■ YOUR TASK ■
Could you return each line below without altering a word?
### DATA SUPPLIED ###
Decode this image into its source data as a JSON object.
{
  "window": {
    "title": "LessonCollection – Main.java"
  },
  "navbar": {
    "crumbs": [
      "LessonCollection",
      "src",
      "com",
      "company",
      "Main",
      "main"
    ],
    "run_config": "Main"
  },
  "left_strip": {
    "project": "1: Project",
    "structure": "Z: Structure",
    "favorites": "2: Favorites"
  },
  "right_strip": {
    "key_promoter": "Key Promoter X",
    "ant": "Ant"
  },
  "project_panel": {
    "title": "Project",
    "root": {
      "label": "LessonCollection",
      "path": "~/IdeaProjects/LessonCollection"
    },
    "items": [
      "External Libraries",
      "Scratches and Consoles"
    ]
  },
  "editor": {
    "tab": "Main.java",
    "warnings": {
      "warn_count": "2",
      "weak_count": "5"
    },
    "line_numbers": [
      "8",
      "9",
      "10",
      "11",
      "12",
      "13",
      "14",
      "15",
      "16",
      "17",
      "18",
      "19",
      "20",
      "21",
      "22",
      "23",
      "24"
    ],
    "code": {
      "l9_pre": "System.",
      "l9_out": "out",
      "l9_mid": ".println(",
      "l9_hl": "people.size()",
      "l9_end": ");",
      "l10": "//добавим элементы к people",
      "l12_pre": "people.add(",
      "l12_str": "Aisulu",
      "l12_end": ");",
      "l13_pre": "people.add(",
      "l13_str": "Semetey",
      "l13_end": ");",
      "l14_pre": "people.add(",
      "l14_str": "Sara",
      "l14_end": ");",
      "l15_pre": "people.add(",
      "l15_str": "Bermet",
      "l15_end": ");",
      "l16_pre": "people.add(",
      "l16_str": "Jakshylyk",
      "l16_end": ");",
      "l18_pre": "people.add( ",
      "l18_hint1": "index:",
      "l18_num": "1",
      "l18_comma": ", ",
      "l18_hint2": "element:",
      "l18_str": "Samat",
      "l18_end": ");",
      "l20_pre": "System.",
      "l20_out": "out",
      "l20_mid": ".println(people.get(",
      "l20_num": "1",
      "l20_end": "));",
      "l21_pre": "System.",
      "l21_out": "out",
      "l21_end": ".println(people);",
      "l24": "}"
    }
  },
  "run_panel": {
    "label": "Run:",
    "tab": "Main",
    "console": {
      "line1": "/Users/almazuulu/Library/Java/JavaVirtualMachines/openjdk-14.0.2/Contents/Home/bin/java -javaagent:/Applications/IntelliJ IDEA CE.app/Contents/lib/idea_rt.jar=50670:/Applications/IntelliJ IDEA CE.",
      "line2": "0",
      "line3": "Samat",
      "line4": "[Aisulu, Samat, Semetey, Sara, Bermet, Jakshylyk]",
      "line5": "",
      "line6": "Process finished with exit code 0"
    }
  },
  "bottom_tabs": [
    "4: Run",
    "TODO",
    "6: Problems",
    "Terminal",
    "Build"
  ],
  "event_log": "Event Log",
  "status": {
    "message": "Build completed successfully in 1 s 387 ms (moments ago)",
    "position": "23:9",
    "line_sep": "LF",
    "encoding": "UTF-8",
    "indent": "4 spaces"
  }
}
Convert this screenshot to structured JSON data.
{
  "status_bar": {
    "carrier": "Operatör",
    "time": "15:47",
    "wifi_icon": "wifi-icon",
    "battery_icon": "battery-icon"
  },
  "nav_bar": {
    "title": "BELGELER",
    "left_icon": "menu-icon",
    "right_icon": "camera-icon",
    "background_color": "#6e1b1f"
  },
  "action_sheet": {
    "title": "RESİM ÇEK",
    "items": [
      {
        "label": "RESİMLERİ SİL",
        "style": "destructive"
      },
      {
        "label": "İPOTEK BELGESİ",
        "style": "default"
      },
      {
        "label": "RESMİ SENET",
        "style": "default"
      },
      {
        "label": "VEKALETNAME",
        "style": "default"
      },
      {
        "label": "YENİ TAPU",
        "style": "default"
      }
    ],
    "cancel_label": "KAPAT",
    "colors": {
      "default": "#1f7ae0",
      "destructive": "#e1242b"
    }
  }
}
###
■ REPLY TO THE TASK ■
Decode this image into its source data as a JSON object.
{
  "window": {
    "title": "LessonCollection – Main.java"
  },
  "navbar": {
    "crumbs": [
      "LessonCollection",
      "src",
      "com",
      "company",
      "Main",
      "main"
    ],
    "run_config": "Main"
  },
  "left_strip": {
    "project": "1: Project",
    "structure": "Z: Structure",
    "favorites": "2: Favorites"
  },
  "right_strip": {
    "key_promoter": "Key Promoter X",
    "ant": "Ant"
  },
  "project_panel": {
    "title": "Project",
    "root": {
      "label": "LessonCollection",
      "path": "~/IdeaProjects/LessonCollection"
    },
    "items": [
      "External Libraries",
      "Scratches and Consoles"
    ]
  },
  "editor": {
    "tab": "Main.java",
    "warnings": {
      "warn_count": "2",
      "weak_count": "5"
    },
    "line_numbers": [
      "8",
      "9",
      "10",
      "11",
      "12",
      "13",
      "14",
      "15",
      "16",
      "17",
      "18",
      "19",
      "20",
      "21",
      "22",
      "23",
      "24"
    ],
    "code": {
      "l9_pre": "System.",
      "l9_out": "out",
      "l9_mid": ".println(",
      "l9_hl": "people.size()",
      "l9_end": ");",
      "l10": "//добавим элементы к people",
      "l12_pre": "people.add(",
      "l12_str": "Aisulu",
      "l12_end": ");",
      "l13_pre": "people.add(",
      "l13_str": "Semetey",
      "l13_end": ");",
      "l14_pre": "people.add(",
      "l14_str": "Sara",
      "l14_end": ");",
      "l15_pre": "people.add(",
      "l15_str": "Bermet",
      "l15_end": ");",
      "l16_pre": "people.add(",
      "l16_str": "Jakshylyk",
      "l16_end": ");",
      "l18_pre": "people.add( ",
      "l18_hint1": "index:",
      "l18_num": "1",
      "l18_comma": ", ",
      "l18_hint2": "element:",
      "l18_str": "Samat",
      "l18_end": ");",
      "l20_pre": "System.",
      "l20_out": "out",
      "l20_mid": ".println(people.get(",
      "l20_num": "1",
      "l20_end": "));",
      "l21_pre": "System.",
      "l21_out": "out",
      "l21_end": ".println(people);",
      "l24": "}"
    }
  },
  "run_panel": {
    "label": "Run:",
    "tab": "Main",
    "console": {
      "line1": "/Users/almazuulu/Library/Java/JavaVirtualMachines/openjdk-14.0.2/Contents/Home/bin/java -javaagent:/Applications/IntelliJ IDEA CE.app/Contents/lib/idea_rt.jar=50670:/Applications/IntelliJ IDEA CE.",
      "line2": "0",
      "line3": "Samat",
      "line4": "[Aisulu, Samat, Semetey, Sara, Bermet, Jakshylyk]",
      "line5": "",
      "line6": "Process finished with exit code 0"
    }
  },
  "bottom_tabs": [
    "4: Run",
    "TODO",
    "6: Problems",
    "Terminal",
    "Build"
  ],
  "event_log": "Event Log",
  "status": {
    "message": "Build completed successfully in 1 s 387 ms (moments ago)",
    "position": "23:9",
    "line_sep": "LF",
    "encoding": "UTF-8",
    "indent": "4 spaces"
  }
}
Convert this screenshot to structured JSON data.
{
  "status_bar": {
    "carrier": "Operatör",
    "time": "15:47",
    "wifi_icon": "wifi-icon",
    "battery_icon": "battery-icon"
  },
  "nav_bar": {
    "title": "BELGELER",
    "left_icon": "menu-icon",
    "right_icon": "camera-icon",
    "background_color": "#6e1b1f"
  },
  "action_sheet": {
    "title": "RESİM ÇEK",
    "items": [
      {
        "label": "RESİMLERİ SİL",
        "style": "destructive"
      },
      {
        "label": "İPOTEK BELGESİ",
        "style": "default"
      },
      {
        "label": "RESMİ SENET",
        "style": "default"
      },
      {
        "label": "VEKALETNAME",
        "style": "default"
      },
      {
        "label": "YENİ TAPU",
        "style": "default"
      }
    ],
    "cancel_label": "KAPAT",
    "colors": {
      "default": "#1f7ae0",
      "destructive": "#e1242b"
    }
  }
}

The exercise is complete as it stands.